The Centers for Disease Control and Prevention (CDC) has launched its second round of graphic advertisements aimed at raising awareness of the dangers of tobacco use and encouraging those who don’t smoke not to pick up the habit.
The new graphic ads are just as disturbing as the first round, showing images of a child in respiratory distress with the message, “Secondhand smoke triggers severe asthma attacks,” and a man with an amputated leg with the message, “If you smoke with diabetes, plan for amputation, kidney failure, heart surgery… or all three.”
The new campaign comes on the heels of a previous one that showed graphic images of patients who had suffered severe health consequences from smoking. The CDC says it believes the first campaign convinced tens of thousands of smokers to quit.
The ad campaign, which cost about $48 million, includes television, radio and online advertisements as well as print ads and billboards. Last year’s campaign cost $54 million and involved the same range of advertising. The agency said the ads led to an increase of 200,000 calls to “quit lines.”

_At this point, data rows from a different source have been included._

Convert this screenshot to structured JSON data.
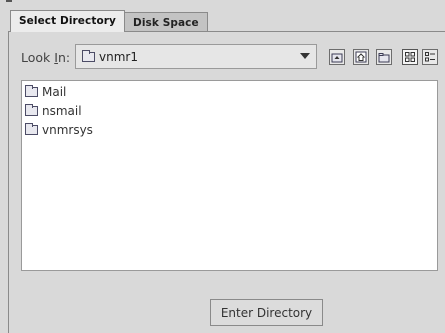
{
  "tabs": [
    {
      "label": "Select Directory",
      "active": true
    },
    {
      "label": "Disk Space",
      "active": false
    }
  ],
  "look_in": {
    "label_prefix": "Look ",
    "label_mnemonic": "I",
    "label_suffix": "n:",
    "current": "vnmr1"
  },
  "toolbar": {
    "up_icon": "up-folder-icon",
    "home_icon": "home-icon",
    "new_folder_icon": "new-folder-icon",
    "list_view_icon": "list-view-icon",
    "details_view_icon": "details-view-icon"
  },
  "files": [
    {
      "name": "Mail",
      "icon": "folder-icon"
    },
    {
      "name": "nsmail",
      "icon": "folder-icon"
    },
    {
      "name": "vnmrsys",
      "icon": "folder-icon"
    }
  ],
  "enter_button": "Enter Directory"
}
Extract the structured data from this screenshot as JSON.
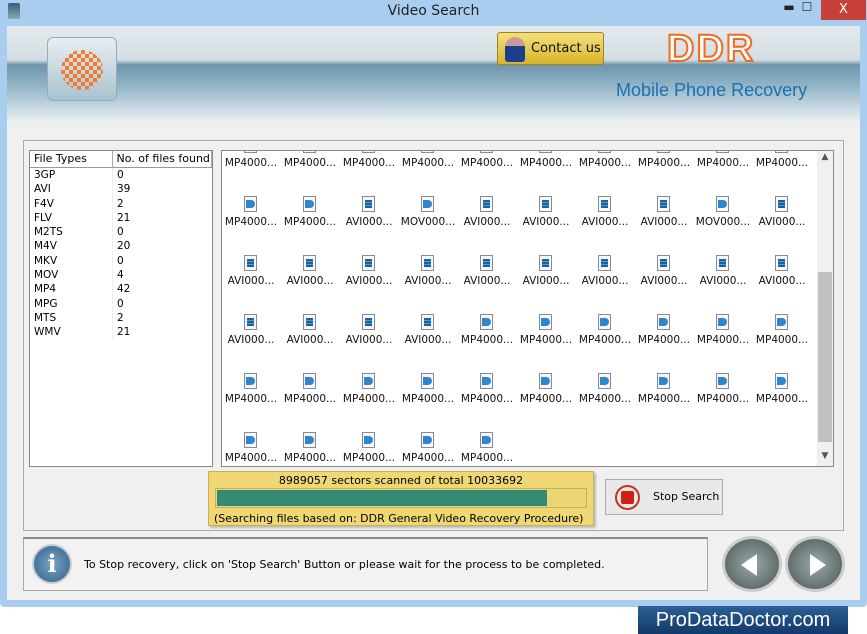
{
  "window": {
    "title": "Video Search",
    "minimize": "▬",
    "maximize": "☐",
    "close": "X"
  },
  "header": {
    "contact_label": "Contact us",
    "brand": "DDR",
    "product": "Mobile Phone Recovery"
  },
  "file_types": {
    "headers": [
      "File Types",
      "No. of files found"
    ],
    "rows": [
      [
        "3GP",
        "0"
      ],
      [
        "AVI",
        "39"
      ],
      [
        "F4V",
        "2"
      ],
      [
        "FLV",
        "21"
      ],
      [
        "M2TS",
        "0"
      ],
      [
        "M4V",
        "20"
      ],
      [
        "MKV",
        "0"
      ],
      [
        "MOV",
        "4"
      ],
      [
        "MP4",
        "42"
      ],
      [
        "MPG",
        "0"
      ],
      [
        "MTS",
        "2"
      ],
      [
        "WMV",
        "21"
      ]
    ]
  },
  "files": [
    [
      "mp4",
      "mp4",
      "mp4",
      "mp4",
      "mp4",
      "mp4",
      "mp4",
      "mp4",
      "mp4",
      "mp4"
    ],
    [
      "mp4",
      "mp4",
      "avi",
      "mov",
      "avi",
      "avi",
      "avi",
      "avi",
      "mov",
      "avi"
    ],
    [
      "avi",
      "avi",
      "avi",
      "avi",
      "avi",
      "avi",
      "avi",
      "avi",
      "avi",
      "avi"
    ],
    [
      "avi",
      "avi",
      "avi",
      "avi",
      "mp4",
      "mp4",
      "mp4",
      "mp4",
      "mp4",
      "mp4"
    ],
    [
      "mp4",
      "mp4",
      "mp4",
      "mp4",
      "mp4",
      "mp4",
      "mp4",
      "mp4",
      "mp4",
      "mp4"
    ],
    [
      "mp4",
      "mp4",
      "mp4",
      "mp4",
      "mp4"
    ]
  ],
  "file_labels": {
    "mp4": "MP4000...",
    "avi": "AVI000...",
    "mov": "MOV000..."
  },
  "progress": {
    "text": "8989057 sectors scanned of total 10033692",
    "scanned": 8989057,
    "total": 10033692,
    "fraction": 0.896,
    "based_on": "(Searching files based on:  DDR General Video Recovery Procedure)",
    "fill_color": "#348a74"
  },
  "stop_label": "Stop Search",
  "status_message": "To Stop recovery, click on 'Stop Search' Button or please wait for the process to be completed.",
  "footer_brand": "ProDataDoctor.com"
}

The Food and Drug Administration (FDA) had hoped to deliver the second of a one-two punch in the fight against tobacco use in the U.S. by ordering tobacco companies to place large, graphic ads on packages of cigarettes and cigarette advertisements. The warnings were intended to replace the small warnings on packages that were placed there more than 25 years ago. However, big tobacco took the fight to court, where judges found the ads to be a violation of the First Amendment.